#### Exercise details:
Your job is to report every line of the entries that has "Boeing".

Items from a dataset
- - -

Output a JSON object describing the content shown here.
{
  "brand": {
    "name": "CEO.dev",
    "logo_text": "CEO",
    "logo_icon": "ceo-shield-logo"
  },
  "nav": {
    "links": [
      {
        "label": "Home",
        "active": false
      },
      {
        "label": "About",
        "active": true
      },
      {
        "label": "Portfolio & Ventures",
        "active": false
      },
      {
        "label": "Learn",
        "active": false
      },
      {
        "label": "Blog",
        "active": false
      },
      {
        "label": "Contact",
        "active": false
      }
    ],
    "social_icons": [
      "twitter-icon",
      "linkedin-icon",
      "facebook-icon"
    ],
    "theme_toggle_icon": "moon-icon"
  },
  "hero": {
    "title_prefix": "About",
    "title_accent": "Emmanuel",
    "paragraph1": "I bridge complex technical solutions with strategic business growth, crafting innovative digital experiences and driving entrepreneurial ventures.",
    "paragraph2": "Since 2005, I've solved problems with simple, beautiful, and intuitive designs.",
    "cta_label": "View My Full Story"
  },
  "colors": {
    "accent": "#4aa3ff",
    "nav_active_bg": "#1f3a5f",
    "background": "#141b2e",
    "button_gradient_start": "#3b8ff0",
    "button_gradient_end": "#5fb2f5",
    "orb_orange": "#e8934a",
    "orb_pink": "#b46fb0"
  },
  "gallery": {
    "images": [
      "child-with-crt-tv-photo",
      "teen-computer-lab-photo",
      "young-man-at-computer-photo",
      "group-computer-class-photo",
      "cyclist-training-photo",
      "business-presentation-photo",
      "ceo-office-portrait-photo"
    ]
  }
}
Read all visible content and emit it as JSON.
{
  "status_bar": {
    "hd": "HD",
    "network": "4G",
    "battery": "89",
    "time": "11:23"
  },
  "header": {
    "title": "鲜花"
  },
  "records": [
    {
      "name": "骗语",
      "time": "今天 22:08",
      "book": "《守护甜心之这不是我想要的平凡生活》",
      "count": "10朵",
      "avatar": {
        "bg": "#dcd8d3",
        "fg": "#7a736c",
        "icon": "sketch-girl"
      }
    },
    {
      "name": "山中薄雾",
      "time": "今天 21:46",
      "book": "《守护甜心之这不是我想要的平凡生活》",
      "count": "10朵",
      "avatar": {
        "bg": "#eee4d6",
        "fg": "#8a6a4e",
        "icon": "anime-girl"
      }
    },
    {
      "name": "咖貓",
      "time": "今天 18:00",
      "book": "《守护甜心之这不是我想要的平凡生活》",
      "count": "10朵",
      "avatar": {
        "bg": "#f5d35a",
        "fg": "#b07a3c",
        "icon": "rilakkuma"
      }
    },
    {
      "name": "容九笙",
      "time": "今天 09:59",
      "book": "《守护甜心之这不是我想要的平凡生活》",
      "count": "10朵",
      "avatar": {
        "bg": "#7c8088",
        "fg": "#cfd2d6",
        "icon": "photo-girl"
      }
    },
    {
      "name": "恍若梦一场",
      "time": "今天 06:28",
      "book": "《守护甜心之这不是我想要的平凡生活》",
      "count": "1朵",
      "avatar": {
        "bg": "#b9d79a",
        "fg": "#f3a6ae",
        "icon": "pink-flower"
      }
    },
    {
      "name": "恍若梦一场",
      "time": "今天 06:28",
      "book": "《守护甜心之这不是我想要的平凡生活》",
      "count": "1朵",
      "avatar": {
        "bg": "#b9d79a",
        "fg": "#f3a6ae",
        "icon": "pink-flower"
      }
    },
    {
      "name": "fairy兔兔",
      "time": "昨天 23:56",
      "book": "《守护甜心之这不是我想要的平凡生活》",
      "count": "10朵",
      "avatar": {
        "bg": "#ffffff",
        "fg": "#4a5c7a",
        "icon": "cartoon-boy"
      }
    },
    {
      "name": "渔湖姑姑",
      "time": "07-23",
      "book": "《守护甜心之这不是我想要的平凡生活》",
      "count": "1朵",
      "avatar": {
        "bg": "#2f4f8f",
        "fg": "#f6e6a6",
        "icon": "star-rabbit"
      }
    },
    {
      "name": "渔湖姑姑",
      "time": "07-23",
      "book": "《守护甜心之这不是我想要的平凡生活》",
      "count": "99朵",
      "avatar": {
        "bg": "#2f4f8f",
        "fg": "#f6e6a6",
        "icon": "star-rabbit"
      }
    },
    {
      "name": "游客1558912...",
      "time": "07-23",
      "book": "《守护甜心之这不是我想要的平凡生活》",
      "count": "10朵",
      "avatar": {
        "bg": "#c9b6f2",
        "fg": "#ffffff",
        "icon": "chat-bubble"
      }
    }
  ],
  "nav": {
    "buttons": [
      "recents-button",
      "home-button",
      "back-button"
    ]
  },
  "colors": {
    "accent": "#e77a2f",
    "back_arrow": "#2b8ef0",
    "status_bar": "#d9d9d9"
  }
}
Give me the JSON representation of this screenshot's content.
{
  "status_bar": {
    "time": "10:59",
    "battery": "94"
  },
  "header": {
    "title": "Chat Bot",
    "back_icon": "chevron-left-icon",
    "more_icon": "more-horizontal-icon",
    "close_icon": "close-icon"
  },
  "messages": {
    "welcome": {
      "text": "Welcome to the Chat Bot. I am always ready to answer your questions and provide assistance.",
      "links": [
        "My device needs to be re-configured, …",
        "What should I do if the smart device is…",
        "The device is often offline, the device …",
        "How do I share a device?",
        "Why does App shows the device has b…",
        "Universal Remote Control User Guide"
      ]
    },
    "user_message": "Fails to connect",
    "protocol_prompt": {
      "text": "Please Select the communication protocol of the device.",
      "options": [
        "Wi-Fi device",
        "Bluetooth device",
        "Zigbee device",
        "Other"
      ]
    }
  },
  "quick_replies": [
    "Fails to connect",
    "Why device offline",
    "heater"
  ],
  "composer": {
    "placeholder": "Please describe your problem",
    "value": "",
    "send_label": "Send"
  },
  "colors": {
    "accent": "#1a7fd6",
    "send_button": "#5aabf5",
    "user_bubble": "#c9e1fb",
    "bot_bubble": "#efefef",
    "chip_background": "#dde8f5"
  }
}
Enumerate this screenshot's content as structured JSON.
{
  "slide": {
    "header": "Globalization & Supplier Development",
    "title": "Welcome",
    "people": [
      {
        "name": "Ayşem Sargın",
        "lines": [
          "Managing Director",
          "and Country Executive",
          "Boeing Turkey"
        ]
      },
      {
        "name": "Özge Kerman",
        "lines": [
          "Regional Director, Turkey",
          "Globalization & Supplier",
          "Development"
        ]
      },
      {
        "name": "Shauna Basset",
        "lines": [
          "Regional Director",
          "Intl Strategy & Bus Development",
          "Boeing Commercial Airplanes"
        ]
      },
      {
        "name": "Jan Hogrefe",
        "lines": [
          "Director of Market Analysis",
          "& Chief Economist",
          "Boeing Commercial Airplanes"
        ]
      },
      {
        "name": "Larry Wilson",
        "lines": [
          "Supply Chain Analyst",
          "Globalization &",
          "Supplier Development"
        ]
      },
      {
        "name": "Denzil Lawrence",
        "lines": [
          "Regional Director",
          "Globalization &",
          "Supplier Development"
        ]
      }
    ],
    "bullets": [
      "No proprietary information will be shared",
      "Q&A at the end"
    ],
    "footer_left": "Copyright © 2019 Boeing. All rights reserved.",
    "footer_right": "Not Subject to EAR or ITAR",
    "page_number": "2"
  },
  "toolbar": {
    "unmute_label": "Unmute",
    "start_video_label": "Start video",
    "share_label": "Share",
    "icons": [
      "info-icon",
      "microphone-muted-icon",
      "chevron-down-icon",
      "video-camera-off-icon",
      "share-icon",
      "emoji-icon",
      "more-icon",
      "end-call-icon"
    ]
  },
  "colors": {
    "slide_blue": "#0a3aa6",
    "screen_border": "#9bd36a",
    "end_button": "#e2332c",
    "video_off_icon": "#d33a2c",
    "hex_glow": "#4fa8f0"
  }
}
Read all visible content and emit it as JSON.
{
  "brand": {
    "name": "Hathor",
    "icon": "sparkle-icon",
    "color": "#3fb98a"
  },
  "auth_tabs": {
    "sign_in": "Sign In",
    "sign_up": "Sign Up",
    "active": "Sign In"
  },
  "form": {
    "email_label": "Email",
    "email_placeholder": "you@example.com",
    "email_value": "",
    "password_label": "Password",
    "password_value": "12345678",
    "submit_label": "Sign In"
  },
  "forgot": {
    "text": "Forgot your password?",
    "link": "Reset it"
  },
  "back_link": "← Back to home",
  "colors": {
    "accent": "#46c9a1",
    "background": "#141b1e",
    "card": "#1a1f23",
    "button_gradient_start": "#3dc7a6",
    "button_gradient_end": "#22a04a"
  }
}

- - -

#### Answer box:
          "Boeing Turkey"
          "Boeing Commercial Airplanes"
          "Boeing Commercial Airplanes"
    "footer_left": "Copyright © 2019 Boeing. All rights reserved.",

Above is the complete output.